Last week, we shared five tips on how friends of cancer patients (or other serious diseases) can support their friend during battle and recovery. We reached out to Paula Steinmetz, a patient of Dr. Perez with Idiopathic thrombocytopenic purpura (a rare autoimmune disease), who has some pertinent insight and words of wisdom to share.
Continue To Be A Friend
By Paula Steinmetz
I have an invasive, life threatening illness which has been ongoing for 18 months. My general practitioner said to me early on in my case, “Be prepared. Your address book will change and people will disappear.” I was not prepared for this change that followed.
Initially, friends and families rallied, but it did not last long. I was devastated, and I continue to grieve at great length as people I loved disappear. I have considered this at great length. I think people have an expectation that medicine will bring a cure. Then as it drags on and as you yourself struggle with illness that diminishes your strength, your stamina, your physical appearance and your own journey to mortality, people find themselves unsure of how to approach you. On so many levels, they disappear...and then your support diminishes to a deafening silence.

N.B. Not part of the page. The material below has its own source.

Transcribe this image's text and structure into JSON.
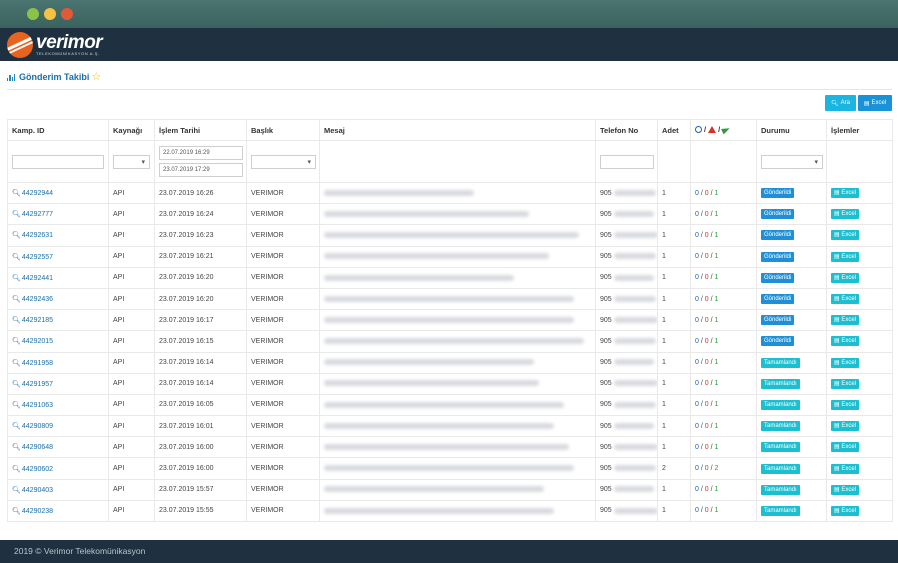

Yes, I am chronically ill. Yes, my body and my mind find little time to dismiss the captivity of illness, but I am still alive. I want to talk. I want to laugh. I want to know I am cared for.
Small steps provide support. Text a simple message that you care, offer thoughts of love and concern, and do not be offended if sometimes they don’t answer quickly. We are not always able to respond quickly because we are sleeping, we are suffering from side effects, and we are consumed by fear and struggle. A simple card, a simple text message, or an offer to visit for an hour makes the sick feel loved and optimistic. We are the same person with an inconvenient truth—that our body is at war, but we find joy in your visit and the ability to talk openly about this journey.
Offer to bring lunch. Allow a sometimes very quiet peace, in just a moment, to touch me physically. A hug and true conversation about what is happening give me peace.
Finally, leave your religion and judgment outside of all conversations. I have had people say that my lifestyle was a direct cause of my illness. 1) You are wrong. 2) You have placed a judgment on me as if I got what I deserved. And 3) Do not state that I have offended God and must repent and pray for forgiveness.
Actions speak louder than words, and no words mend the irreparable scars that abandonment does. Don’t run away. Living in this void of support tears the very fiber and denies life, love and compassion.
Getting The Medical Support You Need
If you have received a cancer or blood disorder diagnosis, or know someone who has, Dr. Perez and Sierra Nevada Cancer Center can provide the expertise and support needed to take on the disease—head on. Contact us today.